### What needs to be done:
For each line in the data below that has the word "header", copy that line.
-- Input data follows --
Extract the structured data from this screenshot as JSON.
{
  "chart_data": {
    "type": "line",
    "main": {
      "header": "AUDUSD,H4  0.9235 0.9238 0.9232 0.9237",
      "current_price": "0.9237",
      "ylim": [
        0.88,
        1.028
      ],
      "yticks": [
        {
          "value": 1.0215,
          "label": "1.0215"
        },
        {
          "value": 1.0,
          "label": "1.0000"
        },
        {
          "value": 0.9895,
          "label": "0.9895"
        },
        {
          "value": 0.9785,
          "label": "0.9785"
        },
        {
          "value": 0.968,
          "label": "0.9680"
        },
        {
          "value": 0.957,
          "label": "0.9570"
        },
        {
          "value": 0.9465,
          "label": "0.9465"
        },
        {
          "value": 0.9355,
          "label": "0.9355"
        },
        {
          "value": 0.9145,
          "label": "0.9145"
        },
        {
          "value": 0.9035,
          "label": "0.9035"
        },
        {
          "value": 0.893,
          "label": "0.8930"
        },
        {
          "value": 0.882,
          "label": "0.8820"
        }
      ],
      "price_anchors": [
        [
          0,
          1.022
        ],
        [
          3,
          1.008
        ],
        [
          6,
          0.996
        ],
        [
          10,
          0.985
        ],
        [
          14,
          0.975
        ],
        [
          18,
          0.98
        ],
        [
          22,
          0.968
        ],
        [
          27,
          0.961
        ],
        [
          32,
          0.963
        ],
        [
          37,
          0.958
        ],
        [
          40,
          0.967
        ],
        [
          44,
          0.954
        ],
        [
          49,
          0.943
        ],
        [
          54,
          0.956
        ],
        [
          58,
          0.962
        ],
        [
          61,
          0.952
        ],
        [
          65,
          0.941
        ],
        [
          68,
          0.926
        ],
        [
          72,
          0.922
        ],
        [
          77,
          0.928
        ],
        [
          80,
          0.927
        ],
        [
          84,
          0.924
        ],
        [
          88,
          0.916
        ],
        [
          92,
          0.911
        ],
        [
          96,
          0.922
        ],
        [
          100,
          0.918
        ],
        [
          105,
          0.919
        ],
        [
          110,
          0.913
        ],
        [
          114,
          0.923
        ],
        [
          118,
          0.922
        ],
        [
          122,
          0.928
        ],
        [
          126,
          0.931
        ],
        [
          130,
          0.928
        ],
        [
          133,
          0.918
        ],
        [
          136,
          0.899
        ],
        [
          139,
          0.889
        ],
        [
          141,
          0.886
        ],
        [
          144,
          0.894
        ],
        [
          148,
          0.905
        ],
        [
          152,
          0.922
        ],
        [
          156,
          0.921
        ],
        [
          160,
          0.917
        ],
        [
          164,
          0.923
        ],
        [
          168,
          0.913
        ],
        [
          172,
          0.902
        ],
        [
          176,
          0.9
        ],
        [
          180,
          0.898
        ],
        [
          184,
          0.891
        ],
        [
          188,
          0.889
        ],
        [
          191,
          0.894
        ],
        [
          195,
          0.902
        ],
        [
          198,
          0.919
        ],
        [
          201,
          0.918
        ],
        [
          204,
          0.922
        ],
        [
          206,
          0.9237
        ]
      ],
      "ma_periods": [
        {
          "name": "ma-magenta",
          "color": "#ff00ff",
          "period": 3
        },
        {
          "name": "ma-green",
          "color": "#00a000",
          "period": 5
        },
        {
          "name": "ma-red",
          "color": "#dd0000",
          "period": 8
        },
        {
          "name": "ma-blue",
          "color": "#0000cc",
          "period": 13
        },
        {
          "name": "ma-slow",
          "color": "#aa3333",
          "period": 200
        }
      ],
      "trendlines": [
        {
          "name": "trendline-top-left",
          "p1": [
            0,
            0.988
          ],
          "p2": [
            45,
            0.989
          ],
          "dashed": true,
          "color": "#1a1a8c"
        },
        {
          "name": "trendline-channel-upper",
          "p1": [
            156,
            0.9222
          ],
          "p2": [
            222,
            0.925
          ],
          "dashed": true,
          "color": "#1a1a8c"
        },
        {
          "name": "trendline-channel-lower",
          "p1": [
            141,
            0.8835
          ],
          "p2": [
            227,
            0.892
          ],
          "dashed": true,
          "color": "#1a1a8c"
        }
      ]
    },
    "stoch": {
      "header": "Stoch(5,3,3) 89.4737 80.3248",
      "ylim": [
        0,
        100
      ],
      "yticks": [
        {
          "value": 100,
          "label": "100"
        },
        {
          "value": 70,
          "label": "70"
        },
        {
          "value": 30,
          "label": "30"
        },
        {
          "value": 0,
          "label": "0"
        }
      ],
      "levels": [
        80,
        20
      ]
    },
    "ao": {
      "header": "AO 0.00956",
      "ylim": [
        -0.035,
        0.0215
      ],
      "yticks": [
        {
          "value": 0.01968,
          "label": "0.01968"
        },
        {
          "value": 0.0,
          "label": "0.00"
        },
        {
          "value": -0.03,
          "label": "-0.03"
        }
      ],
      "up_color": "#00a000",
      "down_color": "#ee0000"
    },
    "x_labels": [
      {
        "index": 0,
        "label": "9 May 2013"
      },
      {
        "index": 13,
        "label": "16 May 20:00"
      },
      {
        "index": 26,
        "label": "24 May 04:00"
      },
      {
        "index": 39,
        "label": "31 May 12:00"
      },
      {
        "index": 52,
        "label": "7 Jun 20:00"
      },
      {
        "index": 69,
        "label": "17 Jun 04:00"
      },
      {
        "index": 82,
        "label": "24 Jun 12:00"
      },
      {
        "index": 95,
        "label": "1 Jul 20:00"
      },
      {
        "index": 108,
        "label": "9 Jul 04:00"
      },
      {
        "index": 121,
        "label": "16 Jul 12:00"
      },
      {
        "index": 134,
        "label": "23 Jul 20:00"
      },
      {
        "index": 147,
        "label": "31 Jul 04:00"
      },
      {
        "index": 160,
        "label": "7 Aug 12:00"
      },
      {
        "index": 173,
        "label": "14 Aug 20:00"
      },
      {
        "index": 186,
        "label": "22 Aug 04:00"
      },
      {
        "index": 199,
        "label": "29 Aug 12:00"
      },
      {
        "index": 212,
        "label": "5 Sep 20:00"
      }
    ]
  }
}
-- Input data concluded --
### Solution to this task:
      "header": "AUDUSD,H4  0.9235 0.9238 0.9232 0.9237",
      "header": "Stoch(5,3,3) 89.4737 80.3248",
      "header": "AO 0.00956",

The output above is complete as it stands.